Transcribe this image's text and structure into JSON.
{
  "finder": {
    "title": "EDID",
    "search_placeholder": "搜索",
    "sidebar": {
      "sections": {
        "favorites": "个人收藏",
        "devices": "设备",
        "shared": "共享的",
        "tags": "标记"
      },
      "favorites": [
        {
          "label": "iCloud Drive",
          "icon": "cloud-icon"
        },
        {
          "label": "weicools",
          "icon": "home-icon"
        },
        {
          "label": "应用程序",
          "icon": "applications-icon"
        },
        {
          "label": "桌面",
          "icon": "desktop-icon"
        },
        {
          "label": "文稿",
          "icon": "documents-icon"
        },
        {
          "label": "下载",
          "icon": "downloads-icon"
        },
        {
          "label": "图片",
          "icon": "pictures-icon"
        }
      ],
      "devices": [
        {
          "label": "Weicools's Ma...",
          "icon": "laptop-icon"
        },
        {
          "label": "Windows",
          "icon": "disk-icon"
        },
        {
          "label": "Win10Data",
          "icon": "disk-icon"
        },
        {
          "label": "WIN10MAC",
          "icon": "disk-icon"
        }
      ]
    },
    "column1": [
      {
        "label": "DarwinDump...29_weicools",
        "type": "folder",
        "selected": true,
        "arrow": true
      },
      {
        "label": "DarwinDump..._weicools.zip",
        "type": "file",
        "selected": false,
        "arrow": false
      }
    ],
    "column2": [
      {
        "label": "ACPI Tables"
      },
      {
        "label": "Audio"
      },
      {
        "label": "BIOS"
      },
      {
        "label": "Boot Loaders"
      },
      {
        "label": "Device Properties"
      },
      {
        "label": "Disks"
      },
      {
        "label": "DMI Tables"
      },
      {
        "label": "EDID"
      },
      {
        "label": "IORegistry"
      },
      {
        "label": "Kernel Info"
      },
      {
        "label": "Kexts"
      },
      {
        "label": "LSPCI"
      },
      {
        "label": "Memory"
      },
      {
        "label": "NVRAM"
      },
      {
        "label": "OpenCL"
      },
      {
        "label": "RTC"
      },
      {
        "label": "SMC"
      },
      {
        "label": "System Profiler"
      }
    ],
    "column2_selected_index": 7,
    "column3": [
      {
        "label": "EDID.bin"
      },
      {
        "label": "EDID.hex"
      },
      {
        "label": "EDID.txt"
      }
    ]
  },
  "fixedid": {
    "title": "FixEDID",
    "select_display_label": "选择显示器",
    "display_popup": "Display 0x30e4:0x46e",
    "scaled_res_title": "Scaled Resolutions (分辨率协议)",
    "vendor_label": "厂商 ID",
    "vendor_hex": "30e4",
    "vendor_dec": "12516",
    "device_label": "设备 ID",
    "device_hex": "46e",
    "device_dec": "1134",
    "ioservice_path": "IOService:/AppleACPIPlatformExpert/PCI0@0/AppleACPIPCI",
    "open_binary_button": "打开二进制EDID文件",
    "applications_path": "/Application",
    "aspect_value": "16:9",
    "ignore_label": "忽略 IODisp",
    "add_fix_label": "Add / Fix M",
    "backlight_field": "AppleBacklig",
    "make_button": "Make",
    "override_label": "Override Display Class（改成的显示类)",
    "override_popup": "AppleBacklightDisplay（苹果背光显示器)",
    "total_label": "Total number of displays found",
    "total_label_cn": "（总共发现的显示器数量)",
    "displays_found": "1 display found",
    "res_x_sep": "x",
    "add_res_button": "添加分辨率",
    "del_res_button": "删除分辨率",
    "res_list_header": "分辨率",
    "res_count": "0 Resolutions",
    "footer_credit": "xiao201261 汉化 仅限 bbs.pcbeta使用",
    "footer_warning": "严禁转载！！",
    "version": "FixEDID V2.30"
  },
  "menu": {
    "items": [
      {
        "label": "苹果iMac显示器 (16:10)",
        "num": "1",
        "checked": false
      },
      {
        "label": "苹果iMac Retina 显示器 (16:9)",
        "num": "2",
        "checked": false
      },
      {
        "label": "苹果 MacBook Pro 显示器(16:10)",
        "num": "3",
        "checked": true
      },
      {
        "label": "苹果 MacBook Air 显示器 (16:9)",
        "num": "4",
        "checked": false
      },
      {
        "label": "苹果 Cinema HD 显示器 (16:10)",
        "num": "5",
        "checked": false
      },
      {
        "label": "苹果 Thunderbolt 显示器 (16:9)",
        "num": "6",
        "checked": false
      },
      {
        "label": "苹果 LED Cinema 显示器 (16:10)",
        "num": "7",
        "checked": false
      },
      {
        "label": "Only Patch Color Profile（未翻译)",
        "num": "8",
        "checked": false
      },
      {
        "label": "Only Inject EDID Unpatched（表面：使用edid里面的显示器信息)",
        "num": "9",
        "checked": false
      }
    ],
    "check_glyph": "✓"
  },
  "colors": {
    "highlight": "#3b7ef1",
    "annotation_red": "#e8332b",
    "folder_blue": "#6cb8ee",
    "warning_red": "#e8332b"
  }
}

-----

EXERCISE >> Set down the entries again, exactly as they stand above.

SOLUTION TO THIS PROBLEM >>
Transcribe this image's text and structure into JSON.
{
  "finder": {
    "title": "EDID",
    "search_placeholder": "搜索",
    "sidebar": {
      "sections": {
        "favorites": "个人收藏",
        "devices": "设备",
        "shared": "共享的",
        "tags": "标记"
      },
      "favorites": [
        {
          "label": "iCloud Drive",
          "icon": "cloud-icon"
        },
        {
          "label": "weicools",
          "icon": "home-icon"
        },
        {
          "label": "应用程序",
          "icon": "applications-icon"
        },
        {
          "label": "桌面",
          "icon": "desktop-icon"
        },
        {
          "label": "文稿",
          "icon": "documents-icon"
        },
        {
          "label": "下载",
          "icon": "downloads-icon"
        },
        {
          "label": "图片",
          "icon": "pictures-icon"
        }
      ],
      "devices": [
        {
          "label": "Weicools's Ma...",
          "icon": "laptop-icon"
        },
        {
          "label": "Windows",
          "icon": "disk-icon"
        },
        {
          "label": "Win10Data",
          "icon": "disk-icon"
        },
        {
          "label": "WIN10MAC",
          "icon": "disk-icon"
        }
      ]
    },
    "column1": [
      {
        "label": "DarwinDump...29_weicools",
        "type": "folder",
        "selected": true,
        "arrow": true
      },
      {
        "label": "DarwinDump..._weicools.zip",
        "type": "file",
        "selected": false,
        "arrow": false
      }
    ],
    "column2": [
      {
        "label": "ACPI Tables"
      },
      {
        "label": "Audio"
      },
      {
        "label": "BIOS"
      },
      {
        "label": "Boot Loaders"
      },
      {
        "label": "Device Properties"
      },
      {
        "label": "Disks"
      },
      {
        "label": "DMI Tables"
      },
      {
        "label": "EDID"
      },
      {
        "label": "IORegistry"
      },
      {
        "label": "Kernel Info"
      },
      {
        "label": "Kexts"
      },
      {
        "label": "LSPCI"
      },
      {
        "label": "Memory"
      },
      {
        "label": "NVRAM"
      },
      {
        "label": "OpenCL"
      },
      {
        "label": "RTC"
      },
      {
        "label": "SMC"
      },
      {
        "label": "System Profiler"
      }
    ],
    "column2_selected_index": 7,
    "column3": [
      {
        "label": "EDID.bin"
      },
      {
        "label": "EDID.hex"
      },
      {
        "label": "EDID.txt"
      }
    ]
  },
  "fixedid": {
    "title": "FixEDID",
    "select_display_label": "选择显示器",
    "display_popup": "Display 0x30e4:0x46e",
    "scaled_res_title": "Scaled Resolutions (分辨率协议)",
    "vendor_label": "厂商 ID",
    "vendor_hex": "30e4",
    "vendor_dec": "12516",
    "device_label": "设备 ID",
    "device_hex": "46e",
    "device_dec": "1134",
    "ioservice_path": "IOService:/AppleACPIPlatformExpert/PCI0@0/AppleACPIPCI",
    "open_binary_button": "打开二进制EDID文件",
    "applications_path": "/Application",
    "aspect_value": "16:9",
    "ignore_label": "忽略 IODisp",
    "add_fix_label": "Add / Fix M",
    "backlight_field": "AppleBacklig",
    "make_button": "Make",
    "override_label": "Override Display Class（改成的显示类)",
    "override_popup": "AppleBacklightDisplay（苹果背光显示器)",
    "total_label": "Total number of displays found",
    "total_label_cn": "（总共发现的显示器数量)",
    "displays_found": "1 display found",
    "res_x_sep": "x",
    "add_res_button": "添加分辨率",
    "del_res_button": "删除分辨率",
    "res_list_header": "分辨率",
    "res_count": "0 Resolutions",
    "footer_credit": "xiao201261 汉化 仅限 bbs.pcbeta使用",
    "footer_warning": "严禁转载！！",
    "version": "FixEDID V2.30"
  },
  "menu": {
    "items": [
      {
        "label": "苹果iMac显示器 (16:10)",
        "num": "1",
        "checked": false
      },
      {
        "label": "苹果iMac Retina 显示器 (16:9)",
        "num": "2",
        "checked": false
      },
      {
        "label": "苹果 MacBook Pro 显示器(16:10)",
        "num": "3",
        "checked": true
      },
      {
        "label": "苹果 MacBook Air 显示器 (16:9)",
        "num": "4",
        "checked": false
      },
      {
        "label": "苹果 Cinema HD 显示器 (16:10)",
        "num": "5",
        "checked": false
      },
      {
        "label": "苹果 Thunderbolt 显示器 (16:9)",
        "num": "6",
        "checked": false
      },
      {
        "label": "苹果 LED Cinema 显示器 (16:10)",
        "num": "7",
        "checked": false
      },
      {
        "label": "Only Patch Color Profile（未翻译)",
        "num": "8",
        "checked": false
      },
      {
        "label": "Only Inject EDID Unpatched（表面：使用edid里面的显示器信息)",
        "num": "9",
        "checked": false
      }
    ],
    "check_glyph": "✓"
  },
  "colors": {
    "highlight": "#3b7ef1",
    "annotation_red": "#e8332b",
    "folder_blue": "#6cb8ee",
    "warning_red": "#e8332b"
  }
}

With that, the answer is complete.